The ordered list in the markup will be filled with list items containing the chapter descriptions from the .vtt file, with the description for the current scene highlighted. We’ll need some CSS for that, together with declarations for displaying the video and UI:

figure {
	font-size: 0;
	position: relative;
	background: #000;
figure video {
	width: 75%;
	height: auto;
	display: inline-block;
figure figcaption {
	position: absolute;
	right: 0; top: 0;
	background: #222;
	width: 25%;
	font-size: .8rem;
	color: #666;
	height: 100%;
	overflow-y: scroll;
figure figcaption ol {
	position: relative;
	list-style-type: none;
	margin: 0; padding: 0;
figure figcaption ol li {
	padding: .7rem 1rem;
	border-bottom: 1px dashed #000;
	transition: .3s;
.current {
	background: hsl(45,80%,50%);
	color: #000;

Eventually I expect browsers to develop a native UI for dealing with chapter navigation, but none yet has this feature. Currently Chrome will indicate that a video with chapter information has closed captioning, but only display the captions as subtitles. So our first job will be to hide this display, then create the UI for handling chapters. This is done by adding a script at the bottom of the page in a single function, called when the .vtt file is loaded:

function displayChapters(trackElement){
	if ((trackElement) && (textTrack = trackElement.track)){
		if (textTrack.kind === "chapters"){
			textTrack.mode = 'hidden';
			for (var i = 0; i < textTrack.cues.length; ++i) {
				cue = textTrack.cues[i],
				chapterName = cue.text,
				start = cue.startTime,
				newLocale = document.createElement("li");
				newLocale.setAttribute('id', start);
				var localeDescription = document.createTextNode(cue.text);
				function() {
					video.currentTime = this.id;
			function() {
				var currentLocation = this.activeCues[0].startTime;
				if (chapter = document.getElementById(currentLocation)) {
					var locations = [].slice.call(document.querySelectorAll("#chapters li"));
					for (var i = 0; i < locations.length; ++i) { 
					locationList.style.top = "-"+chapter.parentNode.offsetTop+"px";

In order, the script does the following:

  • Checks that the chapters file exists, and hides it in the browser. This is the presumptuous part, as IE doesn’t yet support the chapter display changes we’re about to make; all other modern browsers do, however.
  • Reads the cue times and descriptions from the file and adds them as list items to the page, with each list item taking the time mark of the scene it corresponds to as an id value.
  • Each of the items is supplied with a click event that will force the video to the matching time.
  • WebVTT chapters includes the cuechange event, responding to the moment that a video has moved forward or backward through a cue’s time range. When this occurs, the cue that corresponds to the current time is highlighted.
  • The current cue is moved to the top of the list.

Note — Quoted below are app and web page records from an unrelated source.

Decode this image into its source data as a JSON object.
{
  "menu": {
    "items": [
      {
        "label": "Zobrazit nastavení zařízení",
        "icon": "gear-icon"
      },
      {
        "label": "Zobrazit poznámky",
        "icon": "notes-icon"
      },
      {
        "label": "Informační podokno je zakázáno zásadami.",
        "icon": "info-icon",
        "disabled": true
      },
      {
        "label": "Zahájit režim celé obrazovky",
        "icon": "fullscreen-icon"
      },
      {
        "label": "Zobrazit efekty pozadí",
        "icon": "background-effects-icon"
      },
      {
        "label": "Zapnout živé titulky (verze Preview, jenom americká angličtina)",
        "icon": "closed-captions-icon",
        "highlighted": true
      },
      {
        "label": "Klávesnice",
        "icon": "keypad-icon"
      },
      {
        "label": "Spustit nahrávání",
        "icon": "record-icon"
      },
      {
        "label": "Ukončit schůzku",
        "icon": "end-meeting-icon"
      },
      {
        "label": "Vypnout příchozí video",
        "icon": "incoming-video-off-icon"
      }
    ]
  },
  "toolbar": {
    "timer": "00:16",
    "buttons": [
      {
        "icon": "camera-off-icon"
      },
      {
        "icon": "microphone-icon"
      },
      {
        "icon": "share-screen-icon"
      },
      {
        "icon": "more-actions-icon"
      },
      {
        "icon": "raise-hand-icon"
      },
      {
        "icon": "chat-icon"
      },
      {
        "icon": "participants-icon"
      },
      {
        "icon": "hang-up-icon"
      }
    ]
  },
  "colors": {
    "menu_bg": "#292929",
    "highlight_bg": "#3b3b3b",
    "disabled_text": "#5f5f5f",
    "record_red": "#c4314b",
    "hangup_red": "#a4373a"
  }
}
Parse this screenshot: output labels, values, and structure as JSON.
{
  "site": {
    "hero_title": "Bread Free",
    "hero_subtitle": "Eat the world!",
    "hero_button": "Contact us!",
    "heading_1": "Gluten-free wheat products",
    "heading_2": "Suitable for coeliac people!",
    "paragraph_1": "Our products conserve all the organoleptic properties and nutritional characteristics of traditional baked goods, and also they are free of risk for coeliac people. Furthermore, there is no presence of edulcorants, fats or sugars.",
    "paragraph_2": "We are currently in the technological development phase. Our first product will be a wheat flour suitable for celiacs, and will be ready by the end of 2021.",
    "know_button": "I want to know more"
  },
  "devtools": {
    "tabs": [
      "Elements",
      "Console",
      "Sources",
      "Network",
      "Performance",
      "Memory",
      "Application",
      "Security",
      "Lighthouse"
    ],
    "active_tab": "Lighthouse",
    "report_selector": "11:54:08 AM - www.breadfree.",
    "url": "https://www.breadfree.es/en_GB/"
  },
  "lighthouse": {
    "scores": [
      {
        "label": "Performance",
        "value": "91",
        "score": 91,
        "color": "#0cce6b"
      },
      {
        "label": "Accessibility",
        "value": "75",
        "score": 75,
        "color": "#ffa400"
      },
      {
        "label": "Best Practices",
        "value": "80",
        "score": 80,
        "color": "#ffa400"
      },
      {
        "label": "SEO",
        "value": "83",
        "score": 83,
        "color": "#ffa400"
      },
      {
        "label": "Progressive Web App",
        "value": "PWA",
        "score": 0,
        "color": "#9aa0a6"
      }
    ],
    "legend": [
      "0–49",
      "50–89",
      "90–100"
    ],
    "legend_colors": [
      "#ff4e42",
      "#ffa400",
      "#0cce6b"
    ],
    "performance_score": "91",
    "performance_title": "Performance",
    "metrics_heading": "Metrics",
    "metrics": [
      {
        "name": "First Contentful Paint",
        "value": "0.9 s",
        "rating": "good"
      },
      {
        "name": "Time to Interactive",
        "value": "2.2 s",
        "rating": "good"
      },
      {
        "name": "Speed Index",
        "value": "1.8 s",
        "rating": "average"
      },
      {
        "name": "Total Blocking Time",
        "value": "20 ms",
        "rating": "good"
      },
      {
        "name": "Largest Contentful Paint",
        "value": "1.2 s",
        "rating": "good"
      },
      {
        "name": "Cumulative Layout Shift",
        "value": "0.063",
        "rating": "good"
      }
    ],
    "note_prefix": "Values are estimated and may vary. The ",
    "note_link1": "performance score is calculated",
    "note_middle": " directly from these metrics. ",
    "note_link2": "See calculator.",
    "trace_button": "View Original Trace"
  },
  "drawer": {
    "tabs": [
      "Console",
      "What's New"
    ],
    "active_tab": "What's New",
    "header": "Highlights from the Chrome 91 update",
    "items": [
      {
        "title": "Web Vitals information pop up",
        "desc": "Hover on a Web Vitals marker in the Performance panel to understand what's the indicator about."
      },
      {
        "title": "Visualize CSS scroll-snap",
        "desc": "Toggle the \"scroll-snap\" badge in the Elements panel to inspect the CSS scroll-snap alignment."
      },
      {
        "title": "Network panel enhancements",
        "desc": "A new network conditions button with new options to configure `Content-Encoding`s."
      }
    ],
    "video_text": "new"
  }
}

That’s the core of it: you can see more detail in the CodePen repo. The cues also highlight when playing or scrubbing through the video; by clicking on a description, you can also jump to any point.

Improvements & Conclusion

I think that rich native web video is one of the most exciting features in HTML5: not only does it make video accessible (as the descriptions can be read by a screen reader for the blind) but it has the power to make video far more engaging. I see so many future uses for chapter tracks, from pop-up video captions that provide fun facts to truly deep links. It would be relatively easy to link each of the descriptions to further resources, for example, or to add geographical information in the .vtt file that could drive a live map on the page. I’ll explore those possibilities, and more, in future articles.

The stunning quadcopter movie of downtown LA is by Ian Wood, used with permission; locations crowd-sourced via Metafilter and Vimeo.

Enjoy this piece? I invite you to follow me at twitter.com/dudleystorey to learn more.
Check out the CodePen demo for this article at https://codepen.io/dudleystorey/pen/pvPoPq